- _What to work on_: Report how many lines in the records below contain the word "content". Give only the number.
Top of Supplied records
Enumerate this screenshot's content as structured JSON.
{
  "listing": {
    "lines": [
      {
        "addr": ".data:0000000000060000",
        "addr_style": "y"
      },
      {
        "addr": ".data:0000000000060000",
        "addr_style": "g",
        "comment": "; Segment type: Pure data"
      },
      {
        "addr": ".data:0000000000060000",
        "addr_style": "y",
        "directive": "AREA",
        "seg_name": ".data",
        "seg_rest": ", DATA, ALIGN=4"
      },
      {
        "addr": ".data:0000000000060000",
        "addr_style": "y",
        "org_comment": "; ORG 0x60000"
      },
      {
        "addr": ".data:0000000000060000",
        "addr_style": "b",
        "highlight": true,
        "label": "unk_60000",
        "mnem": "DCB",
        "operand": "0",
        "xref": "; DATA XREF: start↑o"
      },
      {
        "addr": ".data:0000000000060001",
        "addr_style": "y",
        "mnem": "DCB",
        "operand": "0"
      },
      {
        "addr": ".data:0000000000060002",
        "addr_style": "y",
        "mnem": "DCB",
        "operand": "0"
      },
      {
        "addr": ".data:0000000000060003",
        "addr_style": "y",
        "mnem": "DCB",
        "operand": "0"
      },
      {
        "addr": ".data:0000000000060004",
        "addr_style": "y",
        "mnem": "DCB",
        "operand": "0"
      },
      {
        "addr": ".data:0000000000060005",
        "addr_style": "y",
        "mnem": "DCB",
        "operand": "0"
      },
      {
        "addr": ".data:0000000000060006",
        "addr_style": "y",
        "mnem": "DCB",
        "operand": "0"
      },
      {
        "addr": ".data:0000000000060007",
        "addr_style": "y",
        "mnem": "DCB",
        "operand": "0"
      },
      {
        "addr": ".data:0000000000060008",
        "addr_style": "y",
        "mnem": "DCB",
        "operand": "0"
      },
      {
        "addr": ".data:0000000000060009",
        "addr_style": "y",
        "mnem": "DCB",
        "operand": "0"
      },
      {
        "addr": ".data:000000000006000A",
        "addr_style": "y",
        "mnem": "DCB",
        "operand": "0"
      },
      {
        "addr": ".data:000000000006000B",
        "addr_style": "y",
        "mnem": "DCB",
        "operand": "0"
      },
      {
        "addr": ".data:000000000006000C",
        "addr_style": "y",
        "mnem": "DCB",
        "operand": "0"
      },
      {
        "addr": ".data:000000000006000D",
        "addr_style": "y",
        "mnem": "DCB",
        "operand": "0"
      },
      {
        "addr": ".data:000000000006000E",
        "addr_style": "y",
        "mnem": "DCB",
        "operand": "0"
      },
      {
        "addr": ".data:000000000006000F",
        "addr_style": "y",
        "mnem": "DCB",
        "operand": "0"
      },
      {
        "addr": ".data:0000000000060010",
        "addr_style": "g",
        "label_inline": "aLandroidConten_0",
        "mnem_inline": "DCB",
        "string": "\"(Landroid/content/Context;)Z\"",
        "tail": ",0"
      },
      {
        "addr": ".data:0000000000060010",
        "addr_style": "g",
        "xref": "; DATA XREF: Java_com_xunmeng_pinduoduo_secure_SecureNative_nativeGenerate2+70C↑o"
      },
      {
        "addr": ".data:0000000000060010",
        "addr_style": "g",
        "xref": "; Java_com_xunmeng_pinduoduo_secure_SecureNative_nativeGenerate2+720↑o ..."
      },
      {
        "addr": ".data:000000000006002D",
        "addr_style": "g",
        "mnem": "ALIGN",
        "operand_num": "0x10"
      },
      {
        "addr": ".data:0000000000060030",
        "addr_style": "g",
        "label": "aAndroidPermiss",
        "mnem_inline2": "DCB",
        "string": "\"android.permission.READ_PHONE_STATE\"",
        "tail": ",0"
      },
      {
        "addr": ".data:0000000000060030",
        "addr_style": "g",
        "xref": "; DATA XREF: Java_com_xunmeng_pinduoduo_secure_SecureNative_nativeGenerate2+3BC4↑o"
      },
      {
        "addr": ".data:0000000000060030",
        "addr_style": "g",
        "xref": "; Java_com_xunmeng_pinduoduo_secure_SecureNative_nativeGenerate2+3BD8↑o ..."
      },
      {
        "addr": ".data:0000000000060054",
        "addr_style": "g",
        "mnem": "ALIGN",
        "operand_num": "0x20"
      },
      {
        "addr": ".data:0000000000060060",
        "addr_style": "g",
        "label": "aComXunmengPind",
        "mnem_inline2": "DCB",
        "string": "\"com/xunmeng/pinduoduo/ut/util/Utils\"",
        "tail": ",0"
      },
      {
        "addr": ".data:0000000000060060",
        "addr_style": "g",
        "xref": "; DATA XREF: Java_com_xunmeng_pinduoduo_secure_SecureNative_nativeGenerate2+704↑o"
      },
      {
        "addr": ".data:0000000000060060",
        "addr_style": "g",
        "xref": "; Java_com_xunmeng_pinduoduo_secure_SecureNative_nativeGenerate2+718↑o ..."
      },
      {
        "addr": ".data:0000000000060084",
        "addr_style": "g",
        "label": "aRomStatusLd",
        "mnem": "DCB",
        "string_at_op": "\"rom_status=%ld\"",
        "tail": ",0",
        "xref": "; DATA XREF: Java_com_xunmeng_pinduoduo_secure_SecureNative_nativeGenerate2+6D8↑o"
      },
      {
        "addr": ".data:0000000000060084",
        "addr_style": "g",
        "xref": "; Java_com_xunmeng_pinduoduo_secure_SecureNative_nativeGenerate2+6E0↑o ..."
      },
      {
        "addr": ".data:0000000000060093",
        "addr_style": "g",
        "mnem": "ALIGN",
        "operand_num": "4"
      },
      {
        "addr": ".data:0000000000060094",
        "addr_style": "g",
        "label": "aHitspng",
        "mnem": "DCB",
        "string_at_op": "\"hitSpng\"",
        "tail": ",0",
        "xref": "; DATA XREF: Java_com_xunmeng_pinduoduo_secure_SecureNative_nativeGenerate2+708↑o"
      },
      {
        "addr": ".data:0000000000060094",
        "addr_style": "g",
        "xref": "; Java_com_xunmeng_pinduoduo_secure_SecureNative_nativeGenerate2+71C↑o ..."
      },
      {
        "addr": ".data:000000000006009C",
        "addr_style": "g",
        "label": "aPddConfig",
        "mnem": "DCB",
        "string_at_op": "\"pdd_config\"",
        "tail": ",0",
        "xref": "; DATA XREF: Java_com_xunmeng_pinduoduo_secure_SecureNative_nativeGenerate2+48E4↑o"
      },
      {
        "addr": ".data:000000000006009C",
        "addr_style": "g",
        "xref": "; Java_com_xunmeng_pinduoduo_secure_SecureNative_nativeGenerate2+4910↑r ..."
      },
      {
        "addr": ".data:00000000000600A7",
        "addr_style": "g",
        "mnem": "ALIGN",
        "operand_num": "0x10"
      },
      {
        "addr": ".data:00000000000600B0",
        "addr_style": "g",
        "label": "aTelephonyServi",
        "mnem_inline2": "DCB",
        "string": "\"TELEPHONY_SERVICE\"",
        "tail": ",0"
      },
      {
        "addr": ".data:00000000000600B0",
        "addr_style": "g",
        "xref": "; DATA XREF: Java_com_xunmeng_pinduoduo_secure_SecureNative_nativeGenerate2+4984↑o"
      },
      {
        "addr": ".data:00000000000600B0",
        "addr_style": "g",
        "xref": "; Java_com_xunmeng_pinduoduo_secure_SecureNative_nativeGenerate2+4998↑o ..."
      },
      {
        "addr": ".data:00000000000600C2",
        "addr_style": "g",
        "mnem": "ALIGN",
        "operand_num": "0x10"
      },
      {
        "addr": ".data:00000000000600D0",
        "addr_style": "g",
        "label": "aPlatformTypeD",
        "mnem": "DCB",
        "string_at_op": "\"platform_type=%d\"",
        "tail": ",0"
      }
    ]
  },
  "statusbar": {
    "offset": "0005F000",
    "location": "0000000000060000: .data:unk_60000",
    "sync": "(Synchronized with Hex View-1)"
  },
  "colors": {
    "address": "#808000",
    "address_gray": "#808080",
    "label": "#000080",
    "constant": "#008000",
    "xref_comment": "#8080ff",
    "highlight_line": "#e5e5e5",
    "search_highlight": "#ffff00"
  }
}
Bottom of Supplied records
- _Task response_: 2